Instead, we allow that being constantly “connected” with one another – through social media, Texting, Facebook, Instagram, Skyping and all of the other multitudinous methodologies of electronic communication and “connectivity” have become normalized, such that that which used to be a productive use of the proverbial “down time”  – enjoying the remorseless solitude by writing, or reading, or just reflecting —  is now considered strange and dangerous, while its opposite – of becoming obsessed with the persistent din of socialized life – is considered the normative ordinariness of daily living.

Remorseless solitude is the delicious walk in the woods alone; of meditating upon the quietude of a morning’s red dawn; and of communing with nature, whether in one’s backyard or in the outbacks of nature’s delight.

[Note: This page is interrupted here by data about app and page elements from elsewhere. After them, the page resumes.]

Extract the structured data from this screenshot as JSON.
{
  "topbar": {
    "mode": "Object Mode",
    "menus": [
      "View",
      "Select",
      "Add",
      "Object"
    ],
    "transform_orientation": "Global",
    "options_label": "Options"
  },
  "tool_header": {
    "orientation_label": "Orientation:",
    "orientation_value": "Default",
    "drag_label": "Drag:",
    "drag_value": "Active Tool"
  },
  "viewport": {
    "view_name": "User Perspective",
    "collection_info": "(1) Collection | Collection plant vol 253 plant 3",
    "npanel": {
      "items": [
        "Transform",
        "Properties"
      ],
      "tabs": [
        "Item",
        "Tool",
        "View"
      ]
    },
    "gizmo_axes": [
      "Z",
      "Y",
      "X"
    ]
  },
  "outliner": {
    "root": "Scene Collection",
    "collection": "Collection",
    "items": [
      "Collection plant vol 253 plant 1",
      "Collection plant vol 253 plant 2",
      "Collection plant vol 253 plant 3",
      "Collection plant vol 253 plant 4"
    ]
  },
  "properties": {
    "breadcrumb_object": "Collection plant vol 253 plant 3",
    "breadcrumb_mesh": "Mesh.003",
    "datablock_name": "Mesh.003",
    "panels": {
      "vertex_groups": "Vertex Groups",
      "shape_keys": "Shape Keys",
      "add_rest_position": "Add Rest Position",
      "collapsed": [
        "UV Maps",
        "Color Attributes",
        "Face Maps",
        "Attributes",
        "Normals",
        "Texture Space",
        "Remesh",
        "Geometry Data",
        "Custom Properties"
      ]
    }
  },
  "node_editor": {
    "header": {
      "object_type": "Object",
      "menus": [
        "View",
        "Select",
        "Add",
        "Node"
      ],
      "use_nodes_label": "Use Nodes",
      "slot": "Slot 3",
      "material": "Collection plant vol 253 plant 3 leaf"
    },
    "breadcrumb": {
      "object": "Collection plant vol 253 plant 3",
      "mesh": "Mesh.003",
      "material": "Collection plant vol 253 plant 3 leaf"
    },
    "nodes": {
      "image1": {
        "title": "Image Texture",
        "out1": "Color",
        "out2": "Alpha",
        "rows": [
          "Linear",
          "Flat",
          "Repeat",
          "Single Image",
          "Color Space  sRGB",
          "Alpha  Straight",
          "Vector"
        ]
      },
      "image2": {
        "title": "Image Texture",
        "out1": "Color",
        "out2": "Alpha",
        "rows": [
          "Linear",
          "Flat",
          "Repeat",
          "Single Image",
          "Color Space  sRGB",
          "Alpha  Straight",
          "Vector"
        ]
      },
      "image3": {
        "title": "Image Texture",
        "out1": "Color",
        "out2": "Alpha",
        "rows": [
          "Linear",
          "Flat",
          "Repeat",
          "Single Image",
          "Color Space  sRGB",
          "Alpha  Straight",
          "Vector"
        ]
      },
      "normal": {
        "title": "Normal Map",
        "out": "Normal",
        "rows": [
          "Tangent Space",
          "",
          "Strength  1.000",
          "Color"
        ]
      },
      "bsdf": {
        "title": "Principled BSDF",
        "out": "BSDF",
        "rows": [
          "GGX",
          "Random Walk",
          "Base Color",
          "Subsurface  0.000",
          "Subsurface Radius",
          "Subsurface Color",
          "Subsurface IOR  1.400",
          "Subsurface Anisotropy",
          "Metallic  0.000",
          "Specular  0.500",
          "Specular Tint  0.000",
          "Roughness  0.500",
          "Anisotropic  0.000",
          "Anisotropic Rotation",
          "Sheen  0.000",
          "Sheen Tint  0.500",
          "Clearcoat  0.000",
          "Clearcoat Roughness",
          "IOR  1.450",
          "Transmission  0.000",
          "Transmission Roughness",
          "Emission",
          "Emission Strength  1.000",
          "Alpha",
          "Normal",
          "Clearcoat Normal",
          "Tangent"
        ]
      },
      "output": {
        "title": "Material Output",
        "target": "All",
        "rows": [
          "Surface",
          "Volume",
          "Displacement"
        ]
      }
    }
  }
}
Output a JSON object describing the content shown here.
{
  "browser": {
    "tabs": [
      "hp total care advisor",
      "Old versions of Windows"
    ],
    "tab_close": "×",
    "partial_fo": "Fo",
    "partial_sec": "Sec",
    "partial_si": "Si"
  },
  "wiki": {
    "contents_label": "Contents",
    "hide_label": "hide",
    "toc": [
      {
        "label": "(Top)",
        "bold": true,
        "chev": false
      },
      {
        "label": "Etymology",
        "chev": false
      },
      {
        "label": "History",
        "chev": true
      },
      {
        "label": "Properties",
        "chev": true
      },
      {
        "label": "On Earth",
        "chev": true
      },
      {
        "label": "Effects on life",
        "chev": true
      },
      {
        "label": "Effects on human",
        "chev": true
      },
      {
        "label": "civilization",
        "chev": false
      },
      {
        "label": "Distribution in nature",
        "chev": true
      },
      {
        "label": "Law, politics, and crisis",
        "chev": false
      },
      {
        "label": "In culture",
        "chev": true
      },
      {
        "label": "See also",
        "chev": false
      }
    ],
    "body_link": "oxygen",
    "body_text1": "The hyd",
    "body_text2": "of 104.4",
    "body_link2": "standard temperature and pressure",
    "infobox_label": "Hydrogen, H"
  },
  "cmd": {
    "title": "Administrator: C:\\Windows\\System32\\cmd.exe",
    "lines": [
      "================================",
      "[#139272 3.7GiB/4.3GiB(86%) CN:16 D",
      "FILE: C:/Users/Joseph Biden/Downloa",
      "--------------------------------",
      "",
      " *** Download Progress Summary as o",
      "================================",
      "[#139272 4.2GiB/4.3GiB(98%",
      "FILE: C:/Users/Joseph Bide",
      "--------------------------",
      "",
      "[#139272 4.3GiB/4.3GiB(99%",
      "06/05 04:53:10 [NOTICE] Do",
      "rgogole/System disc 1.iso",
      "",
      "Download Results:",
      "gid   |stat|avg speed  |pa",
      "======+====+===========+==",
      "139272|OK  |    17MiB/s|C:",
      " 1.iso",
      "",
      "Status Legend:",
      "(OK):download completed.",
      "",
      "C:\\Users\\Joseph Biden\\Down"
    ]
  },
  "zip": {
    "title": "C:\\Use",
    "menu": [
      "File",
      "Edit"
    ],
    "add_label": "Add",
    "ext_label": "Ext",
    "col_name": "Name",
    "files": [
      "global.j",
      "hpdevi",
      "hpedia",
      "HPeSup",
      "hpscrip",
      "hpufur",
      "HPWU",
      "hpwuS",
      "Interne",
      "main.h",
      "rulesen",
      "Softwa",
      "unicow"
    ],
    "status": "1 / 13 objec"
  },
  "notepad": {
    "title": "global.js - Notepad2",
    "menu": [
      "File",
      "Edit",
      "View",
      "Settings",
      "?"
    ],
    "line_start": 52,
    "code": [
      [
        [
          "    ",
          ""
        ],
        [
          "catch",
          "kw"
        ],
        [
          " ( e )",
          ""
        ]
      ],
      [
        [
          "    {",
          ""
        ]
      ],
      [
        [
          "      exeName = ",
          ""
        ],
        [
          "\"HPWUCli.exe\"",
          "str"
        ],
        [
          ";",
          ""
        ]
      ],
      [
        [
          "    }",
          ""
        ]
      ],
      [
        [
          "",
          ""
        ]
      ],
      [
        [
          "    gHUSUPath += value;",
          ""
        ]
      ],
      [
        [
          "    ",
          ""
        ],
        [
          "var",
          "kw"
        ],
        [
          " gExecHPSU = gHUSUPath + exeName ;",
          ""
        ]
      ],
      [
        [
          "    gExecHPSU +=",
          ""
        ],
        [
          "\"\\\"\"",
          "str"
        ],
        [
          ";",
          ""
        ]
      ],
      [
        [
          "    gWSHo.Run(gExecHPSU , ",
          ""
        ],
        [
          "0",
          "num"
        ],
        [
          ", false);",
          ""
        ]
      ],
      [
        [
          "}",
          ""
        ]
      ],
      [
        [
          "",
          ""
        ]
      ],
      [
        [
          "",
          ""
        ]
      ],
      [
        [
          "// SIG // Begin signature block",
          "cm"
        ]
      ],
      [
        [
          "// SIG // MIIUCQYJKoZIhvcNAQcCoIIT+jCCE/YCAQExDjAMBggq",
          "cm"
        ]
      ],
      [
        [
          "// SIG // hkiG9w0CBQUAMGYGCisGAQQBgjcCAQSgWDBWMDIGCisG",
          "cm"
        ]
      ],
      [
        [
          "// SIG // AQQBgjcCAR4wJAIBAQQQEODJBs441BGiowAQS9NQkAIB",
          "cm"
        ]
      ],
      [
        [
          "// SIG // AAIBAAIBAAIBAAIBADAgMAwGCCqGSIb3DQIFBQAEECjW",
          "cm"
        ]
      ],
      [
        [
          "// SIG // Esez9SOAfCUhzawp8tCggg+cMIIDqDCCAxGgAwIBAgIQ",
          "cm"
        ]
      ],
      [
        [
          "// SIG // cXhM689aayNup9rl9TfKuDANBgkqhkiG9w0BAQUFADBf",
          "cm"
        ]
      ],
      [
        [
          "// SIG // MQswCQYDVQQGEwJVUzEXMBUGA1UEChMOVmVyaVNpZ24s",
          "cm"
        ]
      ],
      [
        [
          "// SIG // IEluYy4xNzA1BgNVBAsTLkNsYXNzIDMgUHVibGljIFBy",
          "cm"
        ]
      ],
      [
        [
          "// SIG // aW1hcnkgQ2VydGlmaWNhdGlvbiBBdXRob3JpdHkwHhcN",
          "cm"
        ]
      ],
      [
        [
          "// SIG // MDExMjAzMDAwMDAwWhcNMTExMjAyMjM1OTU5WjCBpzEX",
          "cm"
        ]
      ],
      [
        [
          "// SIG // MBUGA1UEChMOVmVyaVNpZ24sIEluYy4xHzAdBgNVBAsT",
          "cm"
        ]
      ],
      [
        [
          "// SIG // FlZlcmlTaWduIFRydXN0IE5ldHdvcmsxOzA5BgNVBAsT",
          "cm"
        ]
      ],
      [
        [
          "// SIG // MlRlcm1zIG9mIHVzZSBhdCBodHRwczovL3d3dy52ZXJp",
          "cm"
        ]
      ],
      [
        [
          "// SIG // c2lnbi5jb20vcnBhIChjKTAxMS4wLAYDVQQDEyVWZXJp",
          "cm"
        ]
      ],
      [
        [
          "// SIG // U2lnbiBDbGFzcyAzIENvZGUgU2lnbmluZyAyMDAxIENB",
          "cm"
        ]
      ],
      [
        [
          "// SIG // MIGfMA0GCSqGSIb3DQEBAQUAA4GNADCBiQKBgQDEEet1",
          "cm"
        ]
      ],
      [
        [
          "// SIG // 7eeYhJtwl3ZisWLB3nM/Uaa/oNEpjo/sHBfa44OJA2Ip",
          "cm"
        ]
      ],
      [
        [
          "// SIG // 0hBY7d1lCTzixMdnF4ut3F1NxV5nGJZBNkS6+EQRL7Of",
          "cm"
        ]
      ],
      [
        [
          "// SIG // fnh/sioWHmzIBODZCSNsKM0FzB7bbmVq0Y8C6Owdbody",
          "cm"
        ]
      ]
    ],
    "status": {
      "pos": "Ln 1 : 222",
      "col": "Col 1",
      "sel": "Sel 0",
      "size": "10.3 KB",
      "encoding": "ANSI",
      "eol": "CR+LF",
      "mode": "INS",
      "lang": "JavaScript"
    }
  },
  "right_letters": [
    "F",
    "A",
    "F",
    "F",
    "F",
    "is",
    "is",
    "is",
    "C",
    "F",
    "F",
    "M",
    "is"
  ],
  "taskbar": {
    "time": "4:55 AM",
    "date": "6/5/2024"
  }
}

For Federal employees and U.S. Postal workers who are forced and compelled into a status of remorseless solitude – not by choice, but by reason of a medical condition which targets the Federal or Postal employee into being “that person” who is considered the outcast, almost as if diagnosed with leprosy or some other horrible communicable disease – the isolation and separation by being identified with a person with a disability will have its negative effects.

Preparing, formulating and filing a Federal Disability Retirement application, whether the Federal or Postal employee is under FERS, CSRS or CSRS Offset, will not make things at the Federal agency or the Postal facility any better, until an approval is received from the U.S. Office of Personnel Management.  Then, once the Federal or Postal employee becomes a Federal Disability Retiree, perhaps you can enjoy that period of remorseless solitude that previously had been involuntarily imposed upon you by casting you as that deviant occultist no longer part of the mythical “team”.

Sincerely,

Robert R. McGill, Esquire